EXERCISE AIM ▸ Only a number is wanted here: how many lines in the entries below contain the word "title".
+++ DATA EXTRACTS
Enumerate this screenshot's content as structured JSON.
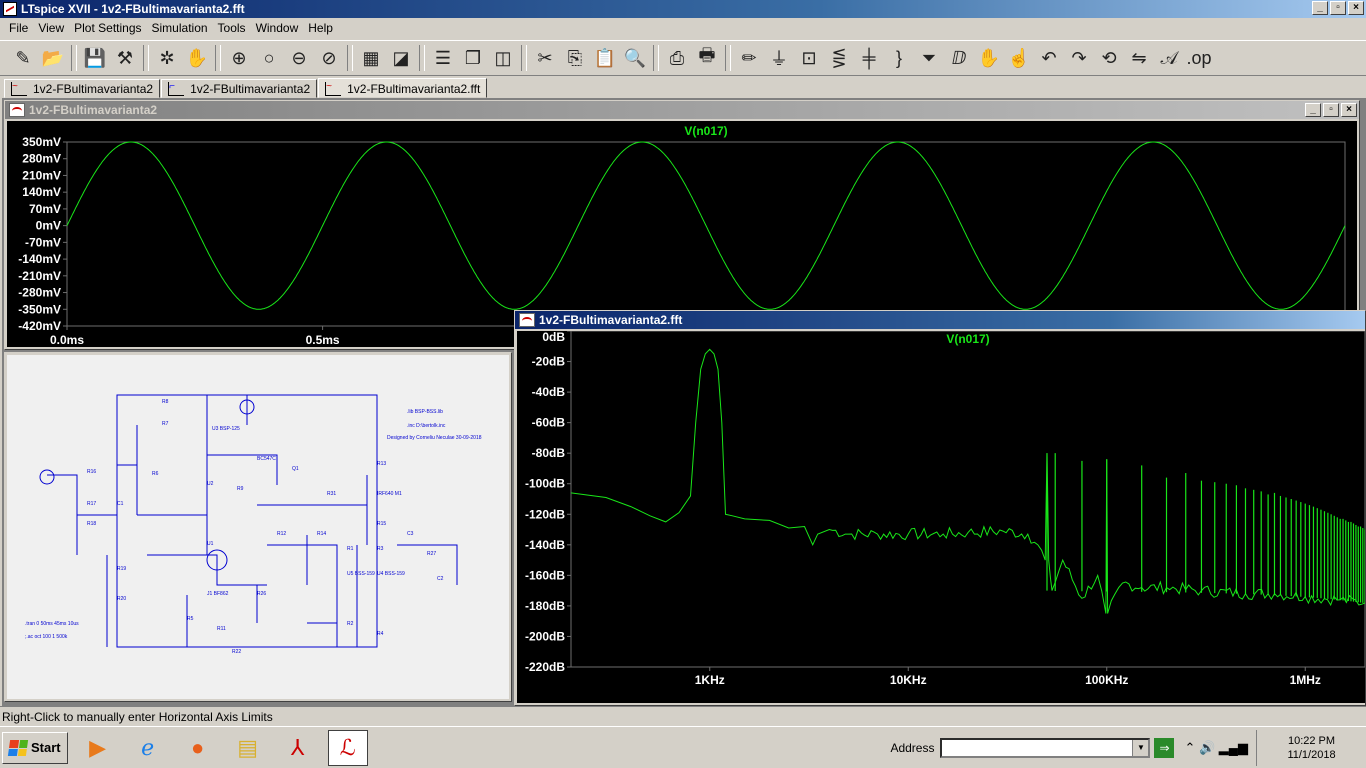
{
  "app": {
    "title": "LTspice XVII - 1v2-FBultimavarianta2.fft"
  },
  "window_controls": [
    "_",
    "▫",
    "×"
  ],
  "menu": [
    {
      "label": "File",
      "key": "F"
    },
    {
      "label": "View",
      "key": "V"
    },
    {
      "label": "Plot Settings",
      "key": "P"
    },
    {
      "label": "Simulation",
      "key": "S"
    },
    {
      "label": "Tools",
      "key": "T"
    },
    {
      "label": "Window",
      "key": "W"
    },
    {
      "label": "Help",
      "key": "H"
    }
  ],
  "toolbar_icons": [
    "new-schematic-icon",
    "open-icon",
    "save-icon",
    "control-panel-icon",
    "run-icon",
    "pause-icon",
    "zoom-in-icon",
    "zoom-full-icon",
    "zoom-out-icon",
    "zoom-cancel-icon",
    "autorange-icon",
    "fft-icon",
    "tile-horizontal-icon",
    "cascade-icon",
    "tile-vertical-icon",
    "cut-icon",
    "copy-icon",
    "paste-icon",
    "find-icon",
    "print-setup-icon",
    "print-icon",
    "wire-icon",
    "ground-icon",
    "label-icon",
    "resistor-icon",
    "capacitor-icon",
    "inductor-icon",
    "diode-icon",
    "component-icon",
    "move-icon",
    "drag-icon",
    "undo-icon",
    "redo-icon",
    "rotate-icon",
    "mirror-icon",
    "text-icon",
    "spice-directive-icon"
  ],
  "tabs": [
    {
      "label": "1v2-FBultimavarianta2",
      "kind": "waveform"
    },
    {
      "label": "1v2-FBultimavarianta2",
      "kind": "schematic"
    },
    {
      "label": "1v2-FBultimavarianta2.fft",
      "kind": "fft"
    }
  ],
  "time_window": {
    "title": "1v2-FBultimavarianta2",
    "trace": "V(n017)",
    "y_ticks": [
      "350mV",
      "280mV",
      "210mV",
      "140mV",
      "70mV",
      "0mV",
      "-70mV",
      "-140mV",
      "-210mV",
      "-280mV",
      "-350mV",
      "-420mV"
    ],
    "x_ticks": [
      "0.0ms",
      "0.5ms",
      "1.0ms",
      "1.5ms"
    ]
  },
  "fft_window": {
    "title": "1v2-FBultimavarianta2.fft",
    "trace": "V(n017)",
    "y_ticks": [
      "0dB",
      "-20dB",
      "-40dB",
      "-60dB",
      "-80dB",
      "-100dB",
      "-120dB",
      "-140dB",
      "-160dB",
      "-180dB",
      "-200dB",
      "-220dB"
    ],
    "x_ticks": [
      "1KHz",
      "10KHz",
      "100KHz",
      "1MHz"
    ]
  },
  "schematic": {
    "texts": [
      ".lib BSP-BSS.lib",
      ".inc D:\\bertolk.inc",
      "Designed by Corneliu Neculae 30-09-2018",
      ".tran 0 50ms 45ms 10us",
      ";.ac oct 100 1 500k"
    ]
  },
  "colors": {
    "trace": "#19e619",
    "plot_bg": "#000000",
    "grid": "#6e6e6e"
  },
  "status": {
    "text": "Right-Click to manually enter Horizontal Axis Limits"
  },
  "taskbar": {
    "start_label": "Start",
    "address_label": "Address",
    "address_value": "",
    "clock_time": "10:22 PM",
    "clock_date": "11/1/2018",
    "apps": [
      "media-player-icon",
      "ie-icon",
      "firefox-icon",
      "explorer-icon",
      "acrobat-icon",
      "ltspice-icon"
    ]
  },
  "chart_data": [
    {
      "type": "line",
      "title": "V(n017)",
      "xlabel": "",
      "ylabel": "",
      "x_unit": "ms",
      "y_unit": "mV",
      "xlim": [
        0,
        2.5
      ],
      "ylim": [
        -420,
        350
      ],
      "grid": true,
      "series": [
        {
          "name": "V(n017)",
          "shape": "sine",
          "amplitude_mV": 350,
          "offset_mV": 0,
          "frequency_Hz": 2000,
          "phase_deg": 0
        }
      ]
    },
    {
      "type": "line",
      "title": "V(n017)",
      "xlabel": "",
      "ylabel": "",
      "x_scale": "log",
      "x_unit": "Hz",
      "y_unit": "dB",
      "xlim": [
        200,
        2000000
      ],
      "ylim": [
        -220,
        0
      ],
      "grid": true,
      "series": [
        {
          "name": "V(n017)",
          "x": [
            200,
            300,
            400,
            500,
            600,
            700,
            800,
            850,
            900,
            950,
            1000,
            1050,
            1100,
            1150,
            1200,
            1300,
            1500,
            2000,
            2500,
            3000,
            3300,
            3500,
            4000,
            5000,
            7000,
            10000,
            15000,
            20000,
            30000,
            40000,
            45000,
            49000,
            50000,
            51000,
            53000,
            60000,
            75000,
            90000,
            99000,
            100000,
            101000,
            120000,
            150000,
            200000,
            300000,
            500000,
            700000,
            1000000,
            1500000,
            2000000
          ],
          "y": [
            -106,
            -109,
            -115,
            -121,
            -125,
            -119,
            -108,
            -60,
            -25,
            -15,
            -12,
            -15,
            -25,
            -60,
            -120,
            -121,
            -123,
            -124,
            -129,
            -128,
            -140,
            -133,
            -130,
            -133,
            -133,
            -133,
            -133,
            -132,
            -131,
            -133,
            -140,
            -150,
            -80,
            -150,
            -170,
            -150,
            -175,
            -160,
            -185,
            -84,
            -185,
            -165,
            -168,
            -168,
            -170,
            -172,
            -172,
            -174,
            -176,
            -178
          ]
        },
        {
          "name": "harmonic peaks",
          "x": [
            50000,
            55000,
            75000,
            100000,
            150000,
            200000,
            250000,
            300000,
            350000,
            400000,
            450000,
            500000,
            550000,
            600000,
            650000,
            700000,
            750000,
            800000,
            850000,
            900000,
            950000,
            1000000,
            1050000,
            1100000,
            1150000,
            1200000,
            1250000,
            1300000,
            1350000,
            1400000,
            1450000,
            1500000,
            1550000,
            1600000,
            1650000,
            1700000,
            1750000,
            1800000,
            1850000,
            1900000,
            1950000,
            2000000
          ],
          "y": [
            -80,
            -80,
            -85,
            -84,
            -88,
            -96,
            -93,
            -98,
            -99,
            -100,
            -101,
            -103,
            -104,
            -105,
            -107,
            -106,
            -108,
            -109,
            -110,
            -111,
            -112,
            -113,
            -114,
            -115,
            -116,
            -117,
            -118,
            -119,
            -120,
            -121,
            -122,
            -123,
            -123,
            -124,
            -125,
            -125,
            -126,
            -127,
            -128,
            -128,
            -129,
            -130
          ]
        }
      ]
    }
  ]
}
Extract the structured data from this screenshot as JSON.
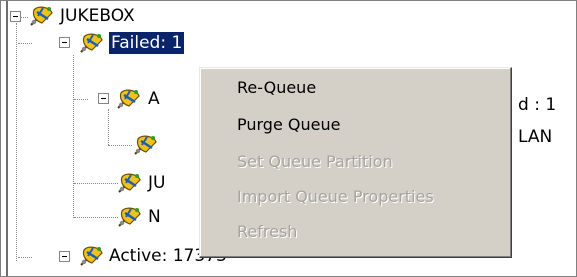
{
  "tree": {
    "root": {
      "label": "JUKEBOX",
      "icon": "satellite-icon"
    },
    "nodes": [
      {
        "label": "Failed: 1",
        "selected": true
      },
      {
        "label": "A"
      },
      {
        "label": "JU"
      },
      {
        "label": "N"
      },
      {
        "label": "Active: 17373"
      }
    ],
    "partial_right": [
      {
        "text": "d : 1"
      },
      {
        "text": "LAN"
      }
    ]
  },
  "context_menu": {
    "items": [
      {
        "label": "Re-Queue",
        "enabled": true
      },
      {
        "label": "Purge Queue",
        "enabled": true
      },
      {
        "label": "Set Queue Partition",
        "enabled": false
      },
      {
        "label": "Import Queue Properties",
        "enabled": false
      },
      {
        "label": "Refresh",
        "enabled": false
      }
    ]
  },
  "colors": {
    "selection": "#0a246a",
    "menu_background": "#d4d0c8",
    "disabled_text": "#a7a49d"
  }
}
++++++
RESPONSE TO THE TASK ▸ 5